Miles DW, Smith IE, Coleman RE, etal: A phase II study of pemetrexed disodium(LY231514) in patients with locally recurrentor metastatic breast cancer. Eur J Cancer37:1366-1371, 2001.


Mennel RG, O’Shaughnessy J, Blum JL,et al: Pemetrexed disodium (ALIMTA,™LY231514, MTA) in advanced breast cancer(ABC) patients (pts) with prior anthracyclineor anthracenedione, taxane and capecitabinetreatment: A phase II study (abstract 194). ProcAm Soc Clin Oncol 20:49a, 2001.


Gomez HL, Hanauske A-R, SantillanaS, et al: A phase II trial of pemetrexed in previouslyuntreated breast cancer (abstract 225).Proc Am Soc Clin Oncol 21:57a, 2002.


Llombart-Cussac A, Theodoulou M,Rowland K, et al: A phase II trial of pemetrexeddisodium (ALIMTA™, LY231514, MTA) inmetastatic breast cancer (MBC) patients whohave failed anthracyclines (A) and taxanes (T)(salvage chemotherapy) (abstract 526). BreastCancer Res Treat 64(1):122, 2000.


Martin M, Spielmann M, Namer M, etal: Phase II study of pemetrexed in breast cancerpatients pretreated with anthracyclines. AnnOncol 14:1246-1252, 2003.

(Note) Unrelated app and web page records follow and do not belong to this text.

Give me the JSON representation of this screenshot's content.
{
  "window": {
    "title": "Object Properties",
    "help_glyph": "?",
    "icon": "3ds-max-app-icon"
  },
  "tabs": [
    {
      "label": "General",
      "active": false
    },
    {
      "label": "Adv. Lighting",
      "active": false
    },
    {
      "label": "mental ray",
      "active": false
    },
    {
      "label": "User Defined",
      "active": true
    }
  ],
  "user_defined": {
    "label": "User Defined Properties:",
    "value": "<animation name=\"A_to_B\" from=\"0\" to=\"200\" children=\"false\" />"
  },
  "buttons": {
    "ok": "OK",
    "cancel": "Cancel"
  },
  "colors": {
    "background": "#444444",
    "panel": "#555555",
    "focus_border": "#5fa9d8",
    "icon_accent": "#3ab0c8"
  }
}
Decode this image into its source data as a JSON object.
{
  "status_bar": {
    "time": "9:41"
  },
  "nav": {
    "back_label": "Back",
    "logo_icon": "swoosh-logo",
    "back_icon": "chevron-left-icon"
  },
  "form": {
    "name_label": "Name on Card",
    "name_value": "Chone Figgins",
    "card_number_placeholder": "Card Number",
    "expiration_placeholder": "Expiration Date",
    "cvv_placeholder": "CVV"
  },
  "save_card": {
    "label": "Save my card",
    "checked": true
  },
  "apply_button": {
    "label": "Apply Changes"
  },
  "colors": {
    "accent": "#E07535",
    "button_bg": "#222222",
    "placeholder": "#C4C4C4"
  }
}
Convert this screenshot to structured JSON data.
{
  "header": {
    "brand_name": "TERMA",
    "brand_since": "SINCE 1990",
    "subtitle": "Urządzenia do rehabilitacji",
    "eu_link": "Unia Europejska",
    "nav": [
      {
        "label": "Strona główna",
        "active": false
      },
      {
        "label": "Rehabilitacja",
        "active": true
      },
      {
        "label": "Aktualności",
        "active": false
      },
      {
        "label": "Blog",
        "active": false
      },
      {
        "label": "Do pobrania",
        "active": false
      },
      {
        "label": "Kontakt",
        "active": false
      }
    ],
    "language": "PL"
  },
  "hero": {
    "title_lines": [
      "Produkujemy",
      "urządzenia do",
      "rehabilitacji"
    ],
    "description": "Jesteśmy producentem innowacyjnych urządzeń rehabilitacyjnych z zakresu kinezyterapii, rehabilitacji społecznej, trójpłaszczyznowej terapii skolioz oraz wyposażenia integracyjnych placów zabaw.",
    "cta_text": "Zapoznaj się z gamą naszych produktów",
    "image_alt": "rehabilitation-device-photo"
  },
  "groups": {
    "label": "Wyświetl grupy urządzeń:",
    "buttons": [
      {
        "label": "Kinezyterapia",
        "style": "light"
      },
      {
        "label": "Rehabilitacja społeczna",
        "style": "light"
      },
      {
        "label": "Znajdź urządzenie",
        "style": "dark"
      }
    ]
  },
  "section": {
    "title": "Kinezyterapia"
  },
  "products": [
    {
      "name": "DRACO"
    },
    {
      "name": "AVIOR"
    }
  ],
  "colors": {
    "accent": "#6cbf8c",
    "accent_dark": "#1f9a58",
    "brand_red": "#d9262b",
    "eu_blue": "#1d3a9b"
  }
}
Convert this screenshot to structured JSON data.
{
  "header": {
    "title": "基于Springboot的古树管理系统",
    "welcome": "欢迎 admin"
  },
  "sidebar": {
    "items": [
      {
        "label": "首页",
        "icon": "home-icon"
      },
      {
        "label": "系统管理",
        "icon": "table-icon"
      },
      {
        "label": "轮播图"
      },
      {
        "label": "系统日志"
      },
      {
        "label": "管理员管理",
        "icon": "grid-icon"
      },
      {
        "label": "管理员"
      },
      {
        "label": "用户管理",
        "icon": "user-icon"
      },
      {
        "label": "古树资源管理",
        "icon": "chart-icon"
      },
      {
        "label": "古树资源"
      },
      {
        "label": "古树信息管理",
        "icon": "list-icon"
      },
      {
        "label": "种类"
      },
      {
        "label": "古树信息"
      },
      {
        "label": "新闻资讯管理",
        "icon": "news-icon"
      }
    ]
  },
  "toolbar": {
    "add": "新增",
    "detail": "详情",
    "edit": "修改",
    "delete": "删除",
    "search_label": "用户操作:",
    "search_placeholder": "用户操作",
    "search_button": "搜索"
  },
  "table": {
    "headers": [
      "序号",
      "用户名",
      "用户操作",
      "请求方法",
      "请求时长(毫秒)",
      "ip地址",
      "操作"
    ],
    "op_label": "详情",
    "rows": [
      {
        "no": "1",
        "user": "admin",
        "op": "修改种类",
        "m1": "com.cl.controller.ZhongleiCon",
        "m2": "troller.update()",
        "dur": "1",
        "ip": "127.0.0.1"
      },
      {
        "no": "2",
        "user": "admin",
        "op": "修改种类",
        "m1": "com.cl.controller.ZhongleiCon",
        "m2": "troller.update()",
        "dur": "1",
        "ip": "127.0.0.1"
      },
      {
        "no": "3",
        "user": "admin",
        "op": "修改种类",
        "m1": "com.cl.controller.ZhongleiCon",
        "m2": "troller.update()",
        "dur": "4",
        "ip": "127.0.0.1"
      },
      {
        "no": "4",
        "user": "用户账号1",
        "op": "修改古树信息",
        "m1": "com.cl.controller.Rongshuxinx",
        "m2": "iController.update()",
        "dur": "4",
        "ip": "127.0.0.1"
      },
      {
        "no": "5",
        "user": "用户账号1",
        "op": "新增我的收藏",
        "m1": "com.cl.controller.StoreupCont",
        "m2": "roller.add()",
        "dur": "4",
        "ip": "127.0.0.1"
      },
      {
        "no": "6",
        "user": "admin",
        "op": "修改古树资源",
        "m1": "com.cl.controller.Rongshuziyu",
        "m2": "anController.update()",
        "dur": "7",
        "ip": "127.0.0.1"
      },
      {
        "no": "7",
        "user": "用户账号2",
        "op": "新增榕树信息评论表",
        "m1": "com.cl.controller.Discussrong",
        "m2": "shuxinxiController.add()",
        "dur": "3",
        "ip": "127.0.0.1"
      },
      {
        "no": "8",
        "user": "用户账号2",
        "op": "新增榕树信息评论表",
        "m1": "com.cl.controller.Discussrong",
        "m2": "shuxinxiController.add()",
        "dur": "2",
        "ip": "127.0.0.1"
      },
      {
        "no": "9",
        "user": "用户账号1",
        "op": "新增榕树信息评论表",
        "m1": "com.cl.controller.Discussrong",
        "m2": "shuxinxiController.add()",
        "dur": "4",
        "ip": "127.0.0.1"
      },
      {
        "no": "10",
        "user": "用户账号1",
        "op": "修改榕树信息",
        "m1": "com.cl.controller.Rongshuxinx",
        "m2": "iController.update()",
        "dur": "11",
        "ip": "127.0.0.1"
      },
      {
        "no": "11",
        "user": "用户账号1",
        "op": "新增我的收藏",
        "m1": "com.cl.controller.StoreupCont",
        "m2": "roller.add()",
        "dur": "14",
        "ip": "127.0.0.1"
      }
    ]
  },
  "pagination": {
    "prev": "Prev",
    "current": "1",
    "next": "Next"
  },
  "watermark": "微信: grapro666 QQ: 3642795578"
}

Related Videos
Sara M. Tolaney, MD, MPH, discusses how, compared with antibody-drug conjugates, chemotherapy produces low response rates and disease control in the treatment of those with hormone receptor–positive, HER2-negative metastatic breast cancer.
Hope Rugo, MD, speaks to the importance of identifying patients with aromatase inhibitor–resistant, hormone receptor–positive, HER2-negative advanced breast cancer who are undergoing treatment with capivasertib/fulvestrant who may be at a high risk of developing diabetes or hyperglycemia.
Sara M. Tolaney, MD, MPH, describes the benefit of sacituzumab govitecan for patients with HER2-low metastatic breast cancer seen in the final overall survival analysis of the phase 3 TROPiCS-02 study.
Experts on colorectal cancer
Experts on colorectal cancer
Arvind Dasari, MD, MS, an expert on colorectal cancer
Related Content